---------- GIVEN RECORDS ----------

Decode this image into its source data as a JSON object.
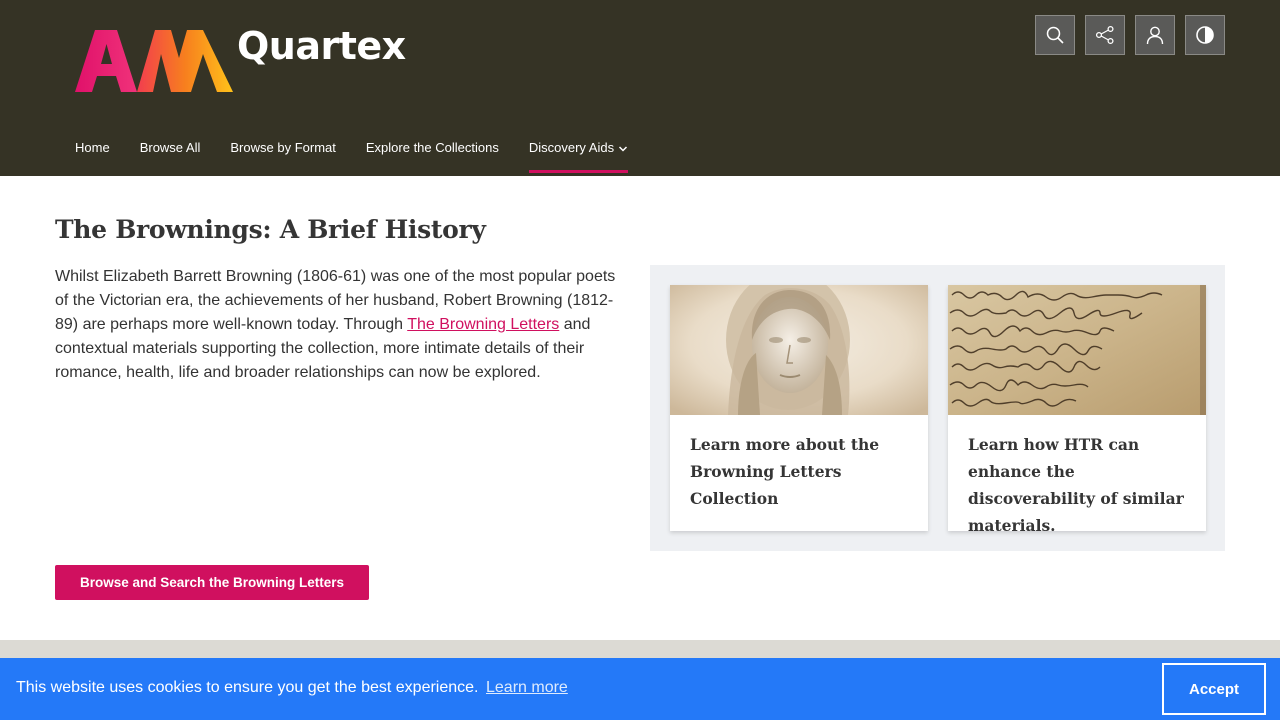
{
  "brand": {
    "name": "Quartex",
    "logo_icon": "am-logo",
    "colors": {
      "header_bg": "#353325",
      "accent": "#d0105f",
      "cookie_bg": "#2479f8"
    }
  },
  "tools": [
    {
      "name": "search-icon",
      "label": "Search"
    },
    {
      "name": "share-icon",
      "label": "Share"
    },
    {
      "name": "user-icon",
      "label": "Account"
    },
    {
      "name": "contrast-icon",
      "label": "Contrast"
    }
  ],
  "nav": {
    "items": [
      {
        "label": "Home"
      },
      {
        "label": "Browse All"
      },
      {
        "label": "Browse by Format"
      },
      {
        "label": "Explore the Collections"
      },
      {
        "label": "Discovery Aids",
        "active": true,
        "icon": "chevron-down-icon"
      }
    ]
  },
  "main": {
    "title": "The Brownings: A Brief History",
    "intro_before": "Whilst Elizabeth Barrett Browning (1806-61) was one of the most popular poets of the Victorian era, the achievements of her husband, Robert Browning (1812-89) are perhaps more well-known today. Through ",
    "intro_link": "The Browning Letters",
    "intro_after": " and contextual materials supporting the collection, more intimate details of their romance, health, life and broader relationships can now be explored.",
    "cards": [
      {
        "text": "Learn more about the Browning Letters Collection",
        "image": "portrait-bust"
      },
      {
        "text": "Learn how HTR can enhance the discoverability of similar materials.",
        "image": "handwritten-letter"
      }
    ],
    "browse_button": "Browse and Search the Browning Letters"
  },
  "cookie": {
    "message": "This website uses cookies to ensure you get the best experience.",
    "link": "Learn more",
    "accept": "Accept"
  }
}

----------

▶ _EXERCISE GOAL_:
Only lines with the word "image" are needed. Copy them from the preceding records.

▶ _RESPONSE FOR THIS EXERCISE_:
Decode this image into its source data as a JSON object.
        "image": "portrait-bust"
        "image": "handwritten-letter"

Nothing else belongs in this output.